Succession Planning for Dealerships
Many, if not most, dealerships are family run businesses. In most cases, dealerships are also the greatest part of family assets. At some point, all dealers need to review their assets and plan for what to do in the case of retirement, incapacity or death. Will the dealership be passed on to designated family members or sold to provide a nest egg for retirement or family support?
All dealers need to plan for contingencies. Franchise dealers need to be concerned as well about requirements and restrictions regarding qualifications and approval of potential successors by their franchisors. To begin planning it is important that a dealers take some basic steps.
- Review franchise/dealership agreements as to transfer and successorship rights.
- Talk to family members about goals and expectations.
- Bring potential successors into the business to gain experience and qualifications.
- Determine whether potential successors will have the financial capabilities to meet factory requirements for working capital, etc., and how financial needs can be met.
- Prepare written succession plans, including plans for submission to franchisors.
- Formulate estate planning documents to accomplish succession plans.
Franchised automobile dealers should also be aware of specific Wisconsin statutes relating to succession:

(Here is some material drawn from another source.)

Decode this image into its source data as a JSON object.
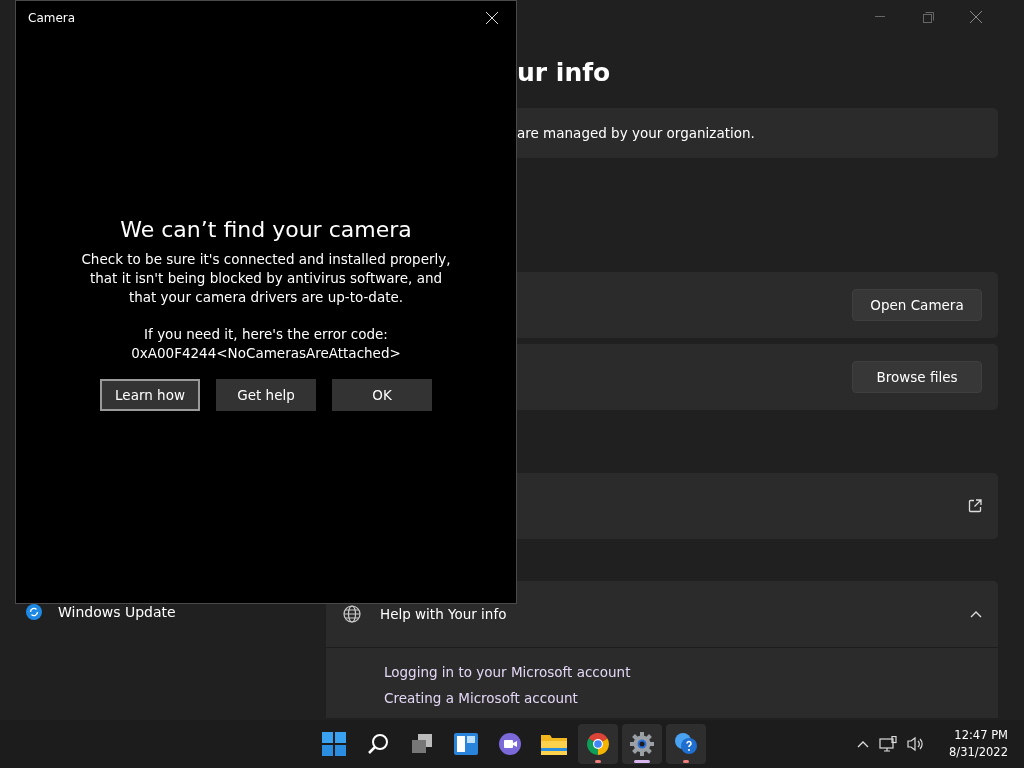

- Sec. 218.0131 sets forth rights of a designated family member to succeed a deceased or incapacitated dealer.
- Requires notice to franchisor within 120 days after death or incapacitation of designated dealer.
- Franchisor has right to object for “good cause.”
- Right to hearing if successorship rejected by franchisor.
- Franchisor bears burden of establishing good cause.
- Sec. 218.0134 sets forth manner in which dealers may request Dealership Changes if franchisor approval is required under agreement.
- Includes changes of ownership, changes of executive management, and sale of assets.
- Statute governs timing and process of change request and franchisor determination.
- Right to hearing to contest “good cause” for franchisor denial of request.
Dealerships are substantial assets, and dealers planning for what happens next need experienced counsel to assist them in making their plans. The process of preparing a succession plan and obtaining franchisor approval may take several years. No matter the dealer’s age, planning for the next step is important.
The information provided is for general informational purposes only. This post is not updated to account for changes in the law and should not be considered tax or legal advice. This article is not intended to create an attorney-client relationship. You should consult with legal and/or financial advisors for legal and tax advice tailored to your specific circumstances.